Fishing May Be Making Fish Less Sociable, More Aggressive
By removing animals with certain personality traits, angling could have unforeseen effects on fish populations.
Nice fish may not finish last, but they may be more likely to get caught, new research shows.
The bluegill, a fish found throughout the U.S. Midwest and South, is not terribly difficult to catch and many consider it quite tasty. But not all bluegill are created equal: A paper published recently in Animal Behaviour found that bluegill that more readily take the bait tend to be more sociable, and less aggressive, than those that don’t.
Bluegill are relatively gregarious fish and tend to hang out in groups.

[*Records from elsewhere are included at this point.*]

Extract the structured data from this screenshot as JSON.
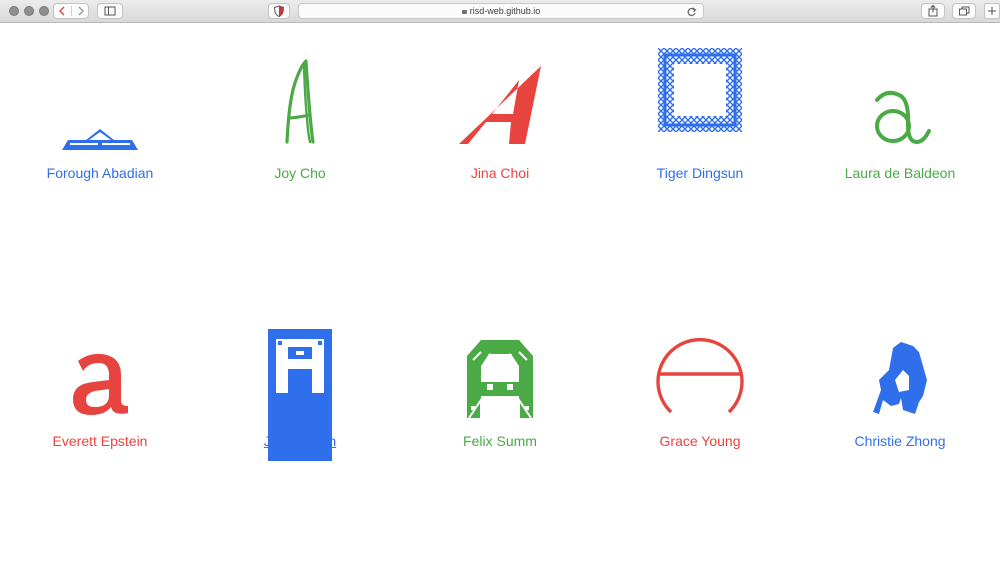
{
  "browser": {
    "url": "risd-web.github.io",
    "icons": [
      "back-icon",
      "forward-icon",
      "sidebar-icon",
      "shield-icon",
      "lock-icon",
      "reload-icon",
      "share-icon",
      "tabs-icon",
      "new-tab-icon"
    ]
  },
  "colors": {
    "blue": "#2f6fec",
    "green": "#4aaa46",
    "red": "#e8443f"
  },
  "students": [
    {
      "name": "Forough Abadian",
      "color": "blue",
      "glyph": "blue-pyramid-a-icon"
    },
    {
      "name": "Joy Cho",
      "color": "green",
      "glyph": "green-handwritten-a-icon"
    },
    {
      "name": "Jina Choi",
      "color": "red",
      "glyph": "red-italic-a-icon"
    },
    {
      "name": "Tiger Dingsun",
      "color": "blue",
      "glyph": "blue-pattern-square-icon"
    },
    {
      "name": "Laura de Baldeon",
      "color": "green",
      "glyph": "green-script-a-icon"
    },
    {
      "name": "Everett Epstein",
      "color": "red",
      "glyph": "red-serif-a-icon"
    },
    {
      "name": "Jueun Jeon",
      "color": "blue",
      "glyph": "blue-block-a-icon",
      "underlined": true
    },
    {
      "name": "Felix Summ",
      "color": "green",
      "glyph": "green-geometric-a-icon"
    },
    {
      "name": "Grace Young",
      "color": "red",
      "glyph": "red-circle-a-icon"
    },
    {
      "name": "Christie Zhong",
      "color": "blue",
      "glyph": "blue-brush-a-icon"
    }
  ]
}
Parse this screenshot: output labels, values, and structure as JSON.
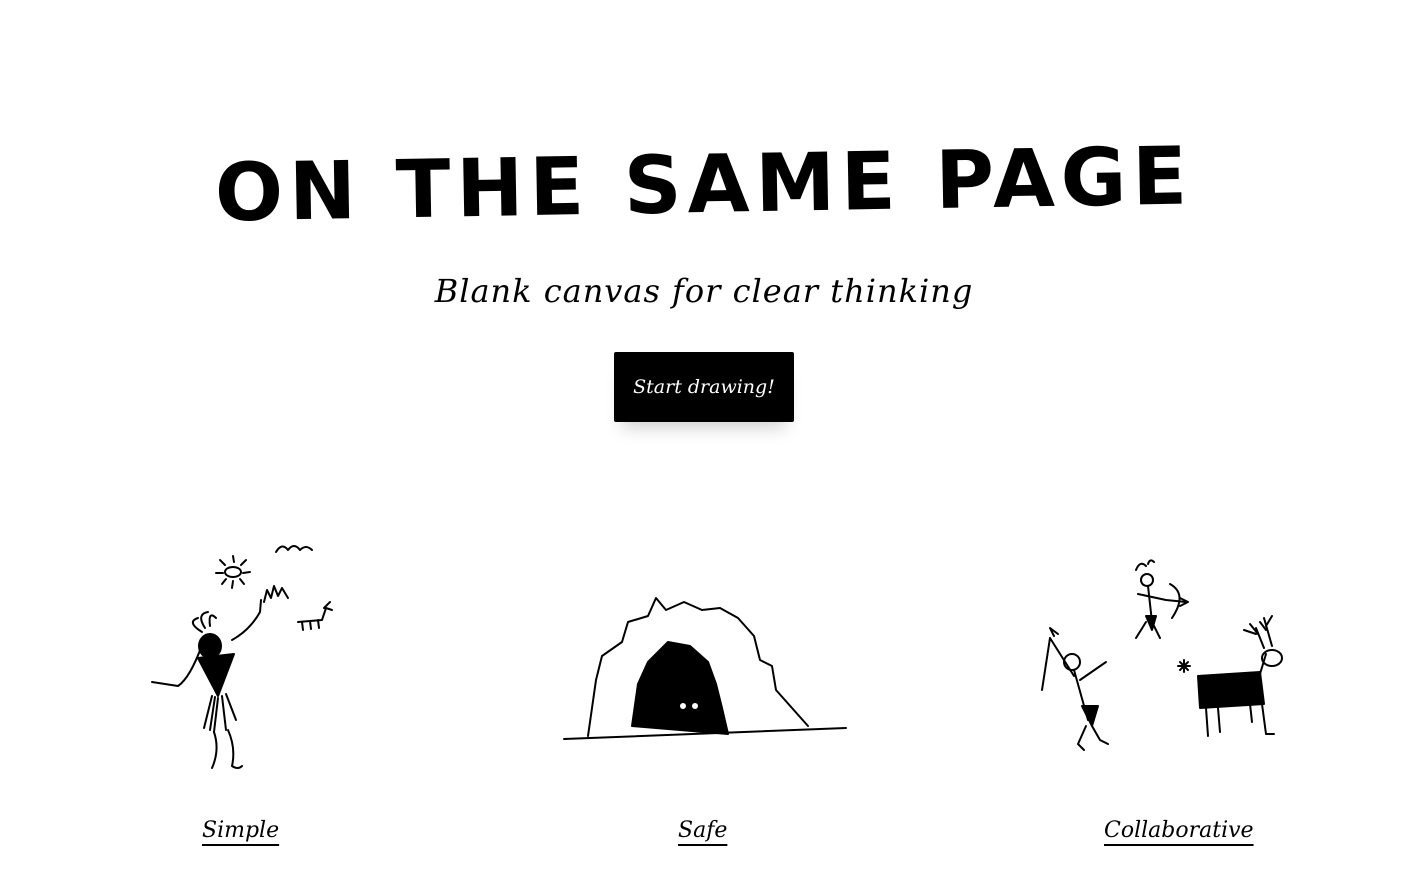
{
  "hero": {
    "title": "ON THE SAME PAGE",
    "subtitle": "Blank canvas for clear thinking",
    "cta_label": "Start drawing!"
  },
  "features": [
    {
      "label": "Simple",
      "icon": "caveman-with-sun-icon"
    },
    {
      "label": "Safe",
      "icon": "cave-icon"
    },
    {
      "label": "Collaborative",
      "icon": "hunters-with-deer-icon"
    }
  ]
}
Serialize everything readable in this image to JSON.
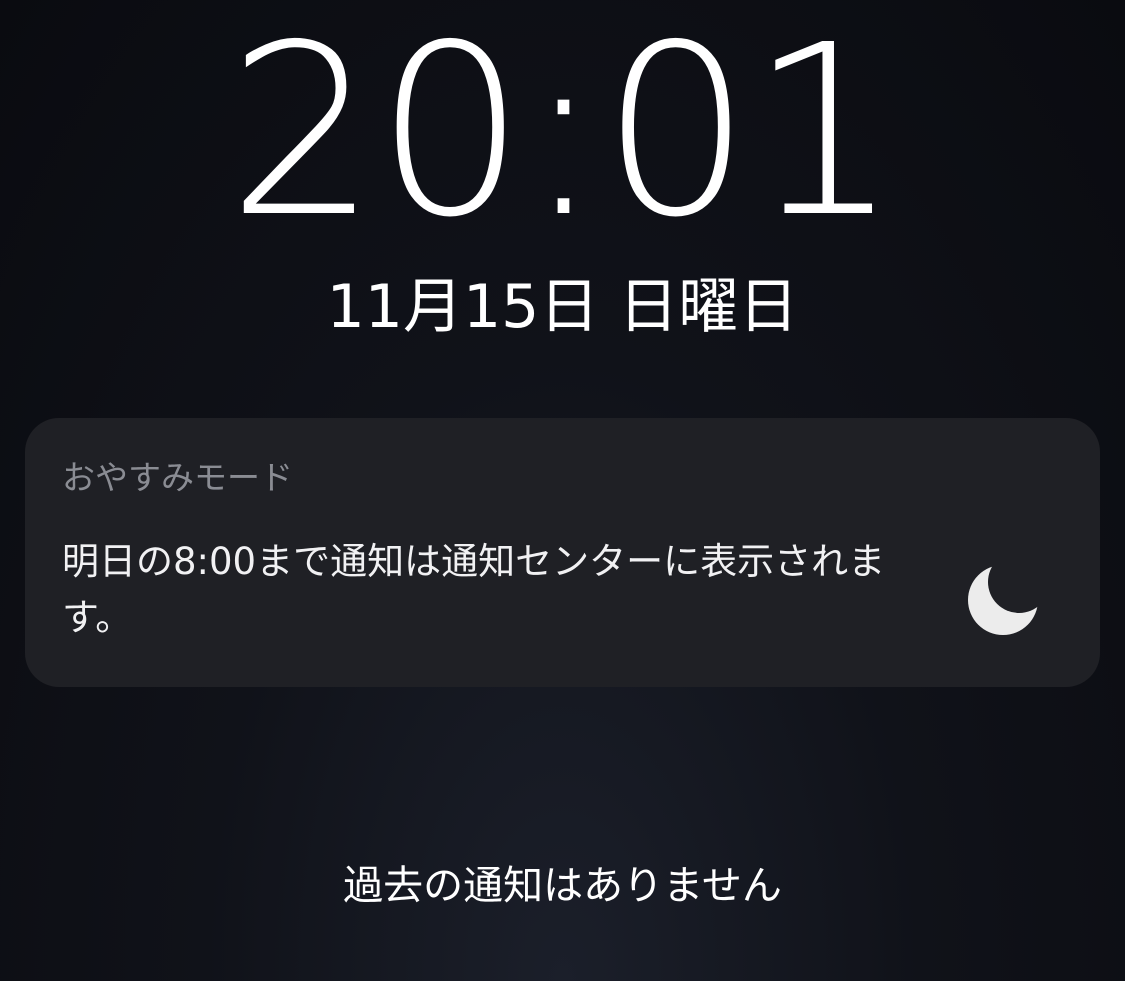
{
  "lock_screen": {
    "time": "20:01",
    "date": "11月15日 日曜日"
  },
  "focus_notification": {
    "title": "おやすみモード",
    "message": "明日の8:00まで通知は通知センターに表示されます。",
    "icon": "moon-icon"
  },
  "notification_center": {
    "empty_text": "過去の通知はありません"
  },
  "colors": {
    "background": "#0a0b10",
    "card": "#1f2025",
    "title_text": "#8a8c93",
    "primary_text": "#ffffff",
    "icon": "#ececec"
  }
}
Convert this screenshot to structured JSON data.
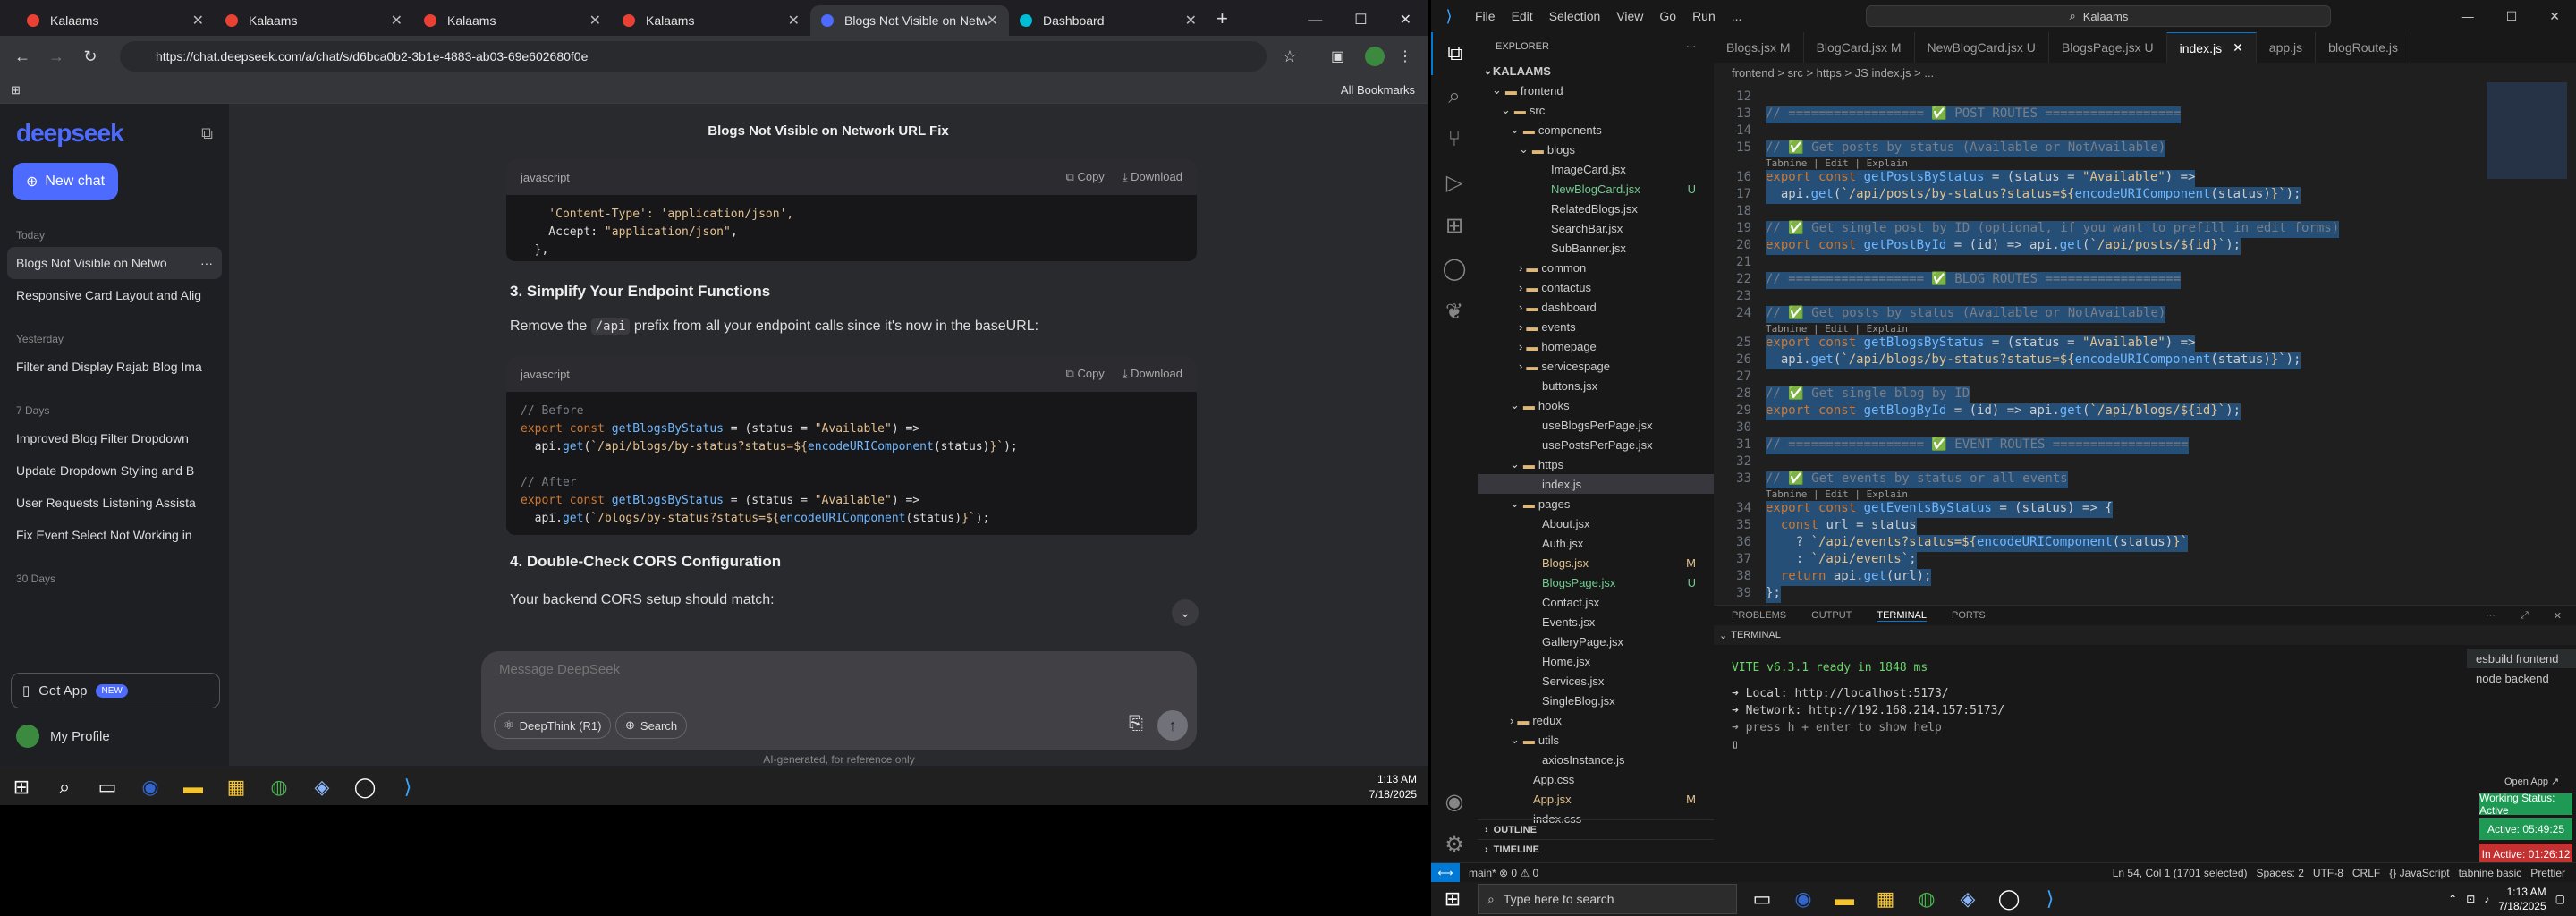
{
  "browser": {
    "tabs": [
      {
        "label": "Kalaams"
      },
      {
        "label": "Kalaams"
      },
      {
        "label": "Kalaams"
      },
      {
        "label": "Kalaams"
      },
      {
        "label": "Blogs Not Visible on Netwo"
      },
      {
        "label": "Dashboard"
      }
    ],
    "url": "https://chat.deepseek.com/a/chat/s/d6bca0b2-3b1e-4883-ab03-69e602680f0e",
    "bookmarks": "All Bookmarks"
  },
  "deepseek": {
    "logo": "deepseek",
    "new_chat": "New chat",
    "today": "Today",
    "yesterday": "Yesterday",
    "days7": "7 Days",
    "days30": "30 Days",
    "today_items": [
      "Blogs Not Visible on Netwo",
      "Responsive Card Layout and Alig"
    ],
    "yesterday_items": [
      "Filter and Display Rajab Blog Ima"
    ],
    "week_items": [
      "Improved Blog Filter Dropdown",
      "Update Dropdown Styling and B",
      "User Requests Listening Assista",
      "Fix Event Select Not Working in"
    ],
    "get_app": "Get App",
    "badge": "NEW",
    "profile": "My Profile",
    "chat_title": "Blogs Not Visible on Network URL Fix",
    "lang": "javascript",
    "copy": "Copy",
    "download": "Download",
    "h3": "3. Simplify Your Endpoint Functions",
    "p3a": "Remove the",
    "p3code": "/api",
    "p3b": "prefix from all your endpoint calls since it's now in the baseURL:",
    "h4": "4. Double-Check CORS Configuration",
    "p4": "Your backend CORS setup should match:",
    "placeholder": "Message DeepSeek",
    "deepthink": "DeepThink (R1)",
    "search": "Search",
    "footer": "AI-generated, for reference only"
  },
  "taskbar1": {
    "time": "1:13 AM",
    "date": "7/18/2025"
  },
  "vscode": {
    "menu": [
      "File",
      "Edit",
      "Selection",
      "View",
      "Go",
      "Run",
      "..."
    ],
    "search": "Kalaams",
    "explorer_title": "EXPLORER",
    "root": "KALAAMS",
    "tabs": [
      {
        "label": "Blogs.jsx M"
      },
      {
        "label": "BlogCard.jsx M"
      },
      {
        "label": "NewBlogCard.jsx U"
      },
      {
        "label": "BlogsPage.jsx U"
      },
      {
        "label": "index.js"
      },
      {
        "label": "app.js"
      },
      {
        "label": "blogRoute.js"
      }
    ],
    "breadcrumb": "frontend > src > https > JS index.js > ...",
    "panel_tabs": [
      "PROBLEMS",
      "OUTPUT",
      "TERMINAL",
      "PORTS"
    ],
    "terminal_label": "TERMINAL",
    "term": [
      "VITE v6.3.1  ready in 1848 ms",
      "➜  Local:   http://localhost:5173/",
      "➜  Network: http://192.168.214.157:5173/",
      "➜  press h + enter to show help"
    ],
    "term_list": [
      "esbuild  frontend",
      "node  backend"
    ],
    "open_app": "Open App ↗",
    "working": "Working Status: Active",
    "active": "Active: 05:49:25",
    "inactive": "In Active: 01:26:12",
    "outline": "OUTLINE",
    "timeline": "TIMELINE",
    "status_left": "main*  ⊗ 0 ⚠ 0",
    "status_right": "Ln 54, Col 1 (1701 selected)   Spaces: 2   UTF-8   CRLF   {} JavaScript   tabnine basic   Prettier"
  },
  "taskbar2": {
    "search": "Type here to search",
    "time": "1:13 AM",
    "date": "7/18/2025"
  }
}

The more social individuals play an important role in helping the group find food, locate choice habitat, and avoid predators, says Mike Louison, a behavioral biologist at McKendree University in Lebanon,